By Joe Parkin Cannondale Jekyll Ultimate $8,000 / cannondale.com Maybe it’s just me, but Cannondale’s new Jekyll is one powerful finalist in the Most Anxiously Awaited New Bike category for 2011. Perhaps it’s the unique and complex Fox Racing Shox DYAD RT2 rear shock that can change the Jekyll’s rear-travel characteristics at the flip of […]
By Brice Minnigh Intense M9-FRO $3,150 (frame with Cane Creek Double Barrel shock) / intensecycles.com When we first began riding this blood-red Intense M9-FRO almost a year ago, we were so blown away by its penchant for pure speed that we likened it to Slayer and Sepultura: Fast, uncompromising and relentless. After several months—and many […]
Before testing the Dakota D29 hardtail for this year’s Bible of Bike Tests, I hadn’t climbed aboard one of Jamis’ offerings for a long time. In fact, the last time I can remember goes all the way back to when this magazine was a toddling two-year old. I enjoyed the company’s hardtail 29er so much that I jumped at the chance to see what they’re capable of in the full-squish department. Jamis did not disappoint.

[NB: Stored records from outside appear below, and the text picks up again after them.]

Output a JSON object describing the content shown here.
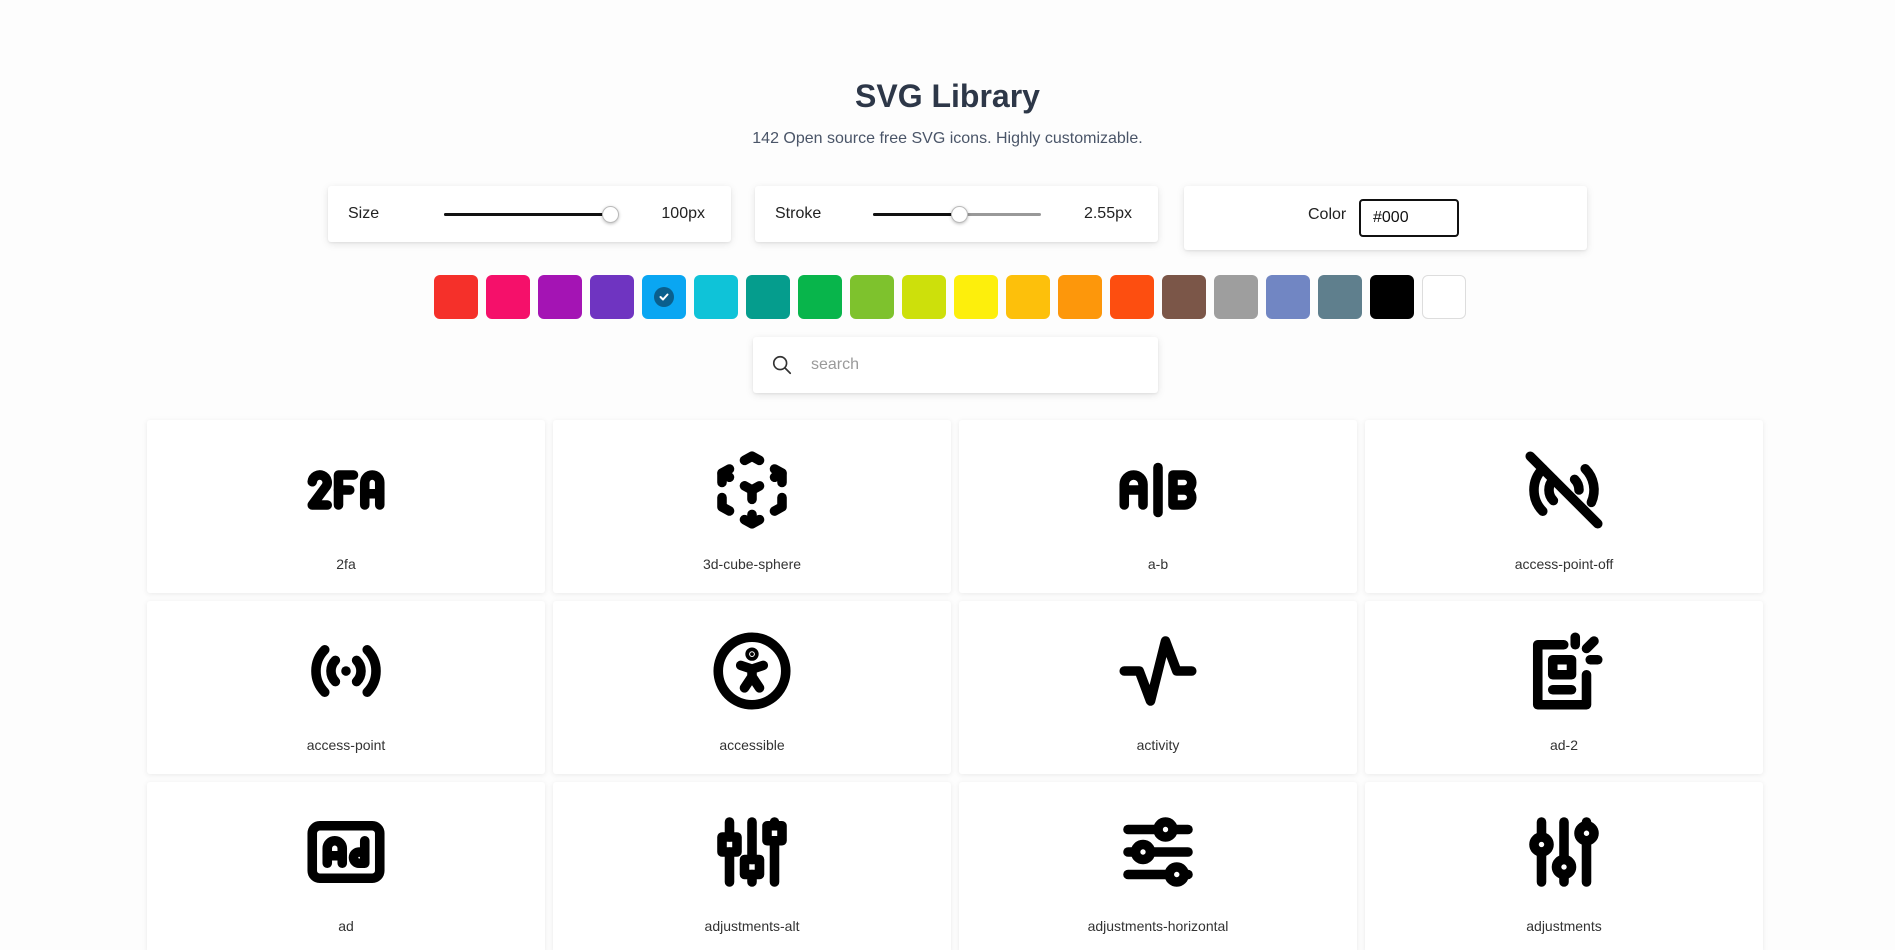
{
  "header": {
    "title": "SVG Library",
    "subtitle": "142 Open source free SVG icons. Highly customizable."
  },
  "controls": {
    "size": {
      "label": "Size",
      "value": "100px",
      "level": 0.95
    },
    "stroke": {
      "label": "Stroke",
      "value": "2.55px",
      "level": 0.51
    },
    "color": {
      "label": "Color",
      "value": "#000"
    }
  },
  "swatches": [
    {
      "color": "#f5302a",
      "selected": false
    },
    {
      "color": "#f5106a",
      "selected": false
    },
    {
      "color": "#a414b4",
      "selected": false
    },
    {
      "color": "#6f34c1",
      "selected": false
    },
    {
      "color": "#0aa6f2",
      "selected": true
    },
    {
      "color": "#0fc3d8",
      "selected": false
    },
    {
      "color": "#059d8d",
      "selected": false
    },
    {
      "color": "#08b54b",
      "selected": false
    },
    {
      "color": "#7ec22d",
      "selected": false
    },
    {
      "color": "#cde00b",
      "selected": false
    },
    {
      "color": "#fdef0c",
      "selected": false
    },
    {
      "color": "#fdc00b",
      "selected": false
    },
    {
      "color": "#fd970b",
      "selected": false
    },
    {
      "color": "#fd4e10",
      "selected": false
    },
    {
      "color": "#7b5648",
      "selected": false
    },
    {
      "color": "#9e9e9e",
      "selected": false
    },
    {
      "color": "#7186c3",
      "selected": false
    },
    {
      "color": "#5f7f8d",
      "selected": false
    },
    {
      "color": "#000000",
      "selected": false
    },
    {
      "color": "#ffffff",
      "selected": false
    }
  ],
  "search": {
    "placeholder": "search",
    "value": ""
  },
  "icons": [
    {
      "name": "2fa",
      "icon": "2fa-icon"
    },
    {
      "name": "3d-cube-sphere",
      "icon": "3d-cube-sphere-icon"
    },
    {
      "name": "a-b",
      "icon": "a-b-icon"
    },
    {
      "name": "access-point-off",
      "icon": "access-point-off-icon"
    },
    {
      "name": "access-point",
      "icon": "access-point-icon"
    },
    {
      "name": "accessible",
      "icon": "accessible-icon"
    },
    {
      "name": "activity",
      "icon": "activity-icon"
    },
    {
      "name": "ad-2",
      "icon": "ad-2-icon"
    },
    {
      "name": "ad",
      "icon": "ad-icon"
    },
    {
      "name": "adjustments-alt",
      "icon": "adjustments-alt-icon"
    },
    {
      "name": "adjustments-horizontal",
      "icon": "adjustments-horizontal-icon"
    },
    {
      "name": "adjustments",
      "icon": "adjustments-icon"
    }
  ]
}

One of the newest additions to the growing Tomac line is the Supermatic 120. This new trail bike wrangles 4.7 inches of rear suspension out of an all-carbon frame that weighs just five pounds (including rear shock). So, yeah, it’s damn light. The real motivator, however, behind building the Supermatic out of carbon was to boost stiffness. Joel Smith, Tomac Bikes’ owner and principle designer, has said that his goal with the Supermatic 120 was to create “a trail bike with cross-country sensibilities and downhill capabilities.” It took just a few miles of particularly nasty singletrack to confirm that this is more than just idle talk.
From the Designer The Element MSL is designed to be one of the stiffest and lightest 120-millimeter bikes on the market while still retaining the qualities that Rocky Mountain is known for: race pedigree, rough-and-tumble durability and technical descending prowess. By developing some new technologies, we were able to hit our performance targets and create a bike that rides like a Rocky should. —D'Arcy O'Connor
The Range is Norco’s new all-mountain model. Bucking the carbon-fiber trend (for now, at least), Norco crafts the Range’s carcass out of 6061-aluminum. The main frame is a sexy mix of hydroformed tubes replete with nice touches, including integrated dropper-post cable guides and a set of finger holds, molded into the rocker link, which allow for easier portaging during hike-a-bikes.
Lively and carbon are two words not often used in the same sentence unless prefaced by the word ‘not.’ Somehow, however, Joe Breeze managed to meld these words nicely together. The bike had a playful feel, when pushed through corners and mobbed though rock gardens, usually reserved for steel or high-end aluminum frames.
We wanted to make a 29er for the non-29er crowd—no disrespect intended—a burly 29er that was made to thrash and play, yet still had the finesse to hammer uphill and on the flats. We wanted to build a bike that would be ahead of its time and would define the category. —Jeff Steber
By Brice Minnigh Yeti SB-66 Pro $6,150 / yeticycles.com We at Bike were among the first few journalists in the world to get some shred time on Yeti’s brand new all-mountain bike, the SB-66 Pro—which features a completely redesigned suspension platform intended to make it the company’s best-pedaling bike to date. In what felt like […]